The administration had reason to be irritated. On August 3, the day before the round-robin hit the press, Alger had issued an order for the Army to be moved back to the U.S.—which meant that many newspapers printed Roosevelt’s letter right next to an announcement that troops were being brought back. To the public, it looked as though Roosevelt’s letter and the round-robin had forced the McKinley administration to act, which wasn’t the case.

By August 7, the first troops were heading back to the states to quarantine in Montauk on Long Island in New York.

Nothing ever came of the suggestion to court martial Roosevelt. Instead, Secretary Alger published a private letter in which TR bragged about the Rough Riders’ performance, saying they were “as good as any regulars, and three times as good as any State troops.”

While Alger might have hoped the letter would threaten TR’s chances at getting the governorship of New York, his tactic failed. Roosevelt returned a war hero. He became governor, and then vice president, and then president. He didn’t, however, get one thing he desperately wanted: the Medal of Honor.

Though some believe he was denied the honor because of the publicity stunt he had pulled, as Mitchell Yockelson writes for the National Archives’ Prologue magazine, there’s no evidence for this. “Exactly why the Brevet Board denied Roosevelt the award is not officially documented,” Yockelson writes. “Certainly no evidence exists to support the contention that Alger held a grudge over the Round Robin affair or Roosevelt's testimony to the congressional committee. On the contrary, letters from the War Department to Roosevelt indicate that they were more than willing to assist him in getting the Medal of Honor. One can only assume that the Brevet Board came to the conclusion that, though Roosevelt's conduct in Cuba was quite admirable, it was not worthy of a Medal of Honor.”

Later, Roosevelt would write that “I was recommended for it by my superior officers in the Santiago campaign, but I was not awarded it; and frankly, looking back at it now, I feel that the board which declined to award it took exactly the right position.” Around a century after his experiences in Cuba, TR would finally be awarded the Medal of Honor.

Back to the present day. We’ve talked before on this podcast about how it’s impossible to know how TR would have reacted to situations today. In this case, however, one of Roosevelt’s descendants has a different opinion.

In a piece for The New York Times, Tweed Roosevelt—TR’s great-grandson, and chairman of the Theodore Roosevelt Institute at Long Island University—wrote about Captain Crozier and the situation on the USS Theodore Roosevelt. “As a descendant of the namesake of Captain Crozier’s former command, I often wonder, in situations like this, what Theodore Roosevelt would have done,” Tweed Roosevelt wrote. “In this case, though, I know exactly what he would have done. In 1898, he found himself in almost the exact same position. … In this era when so many seem to place expediency over honor, it is heartening that so many others are showing great courage, some even risking their lives. Theodore Roosevelt, in his time, chose the honorable course. Captain Crozier has done the same.”
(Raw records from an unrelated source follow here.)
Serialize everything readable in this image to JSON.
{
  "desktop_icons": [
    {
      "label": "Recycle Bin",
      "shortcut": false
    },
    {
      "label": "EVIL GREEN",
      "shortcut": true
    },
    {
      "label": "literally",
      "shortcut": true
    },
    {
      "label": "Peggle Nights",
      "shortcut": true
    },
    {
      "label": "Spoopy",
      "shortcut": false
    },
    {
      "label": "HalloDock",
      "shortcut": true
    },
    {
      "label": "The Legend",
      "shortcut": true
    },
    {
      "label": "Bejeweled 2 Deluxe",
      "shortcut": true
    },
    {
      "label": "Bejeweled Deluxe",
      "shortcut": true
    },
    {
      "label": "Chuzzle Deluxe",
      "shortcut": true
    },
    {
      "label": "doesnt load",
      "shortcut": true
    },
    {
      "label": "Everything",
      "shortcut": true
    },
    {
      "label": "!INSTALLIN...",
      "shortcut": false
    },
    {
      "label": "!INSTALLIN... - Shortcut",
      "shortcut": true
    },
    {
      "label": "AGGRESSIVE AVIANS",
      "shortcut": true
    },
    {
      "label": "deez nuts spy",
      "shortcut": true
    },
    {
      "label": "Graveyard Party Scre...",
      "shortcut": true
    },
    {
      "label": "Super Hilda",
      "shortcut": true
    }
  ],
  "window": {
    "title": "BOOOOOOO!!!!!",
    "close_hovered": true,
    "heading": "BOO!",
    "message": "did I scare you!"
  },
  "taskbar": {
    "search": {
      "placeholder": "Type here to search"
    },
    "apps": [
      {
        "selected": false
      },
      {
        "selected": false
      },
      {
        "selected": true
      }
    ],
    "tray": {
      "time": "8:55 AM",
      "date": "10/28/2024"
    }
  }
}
Before we go, I want to say a huge thank you to the medical professionals and the essential workers who are out there risking their lives for us. And to all of the History Vs. listeners: I hope you’re well, and safe, and healthy. Please hang in there.

We’ll be back soon with another bonus episode of History Vs.

Credits

History Vs. is hosted by me, Erin McCarthy. This episode was written by me, with fact checking by Austin Thompson.

The executive producers are Erin McCarthy, Julie Douglas, and Tyler Klang. The supervising producer is Dylan Fagan. The show is edited by Dylan Fagan and Lowell Brillante. If you want to find out more about this episode, and Theodore Roosevelt, visit MentalFloss.com/historyvs.

History Vs. is a production of iHeartRadio and Mental Floss.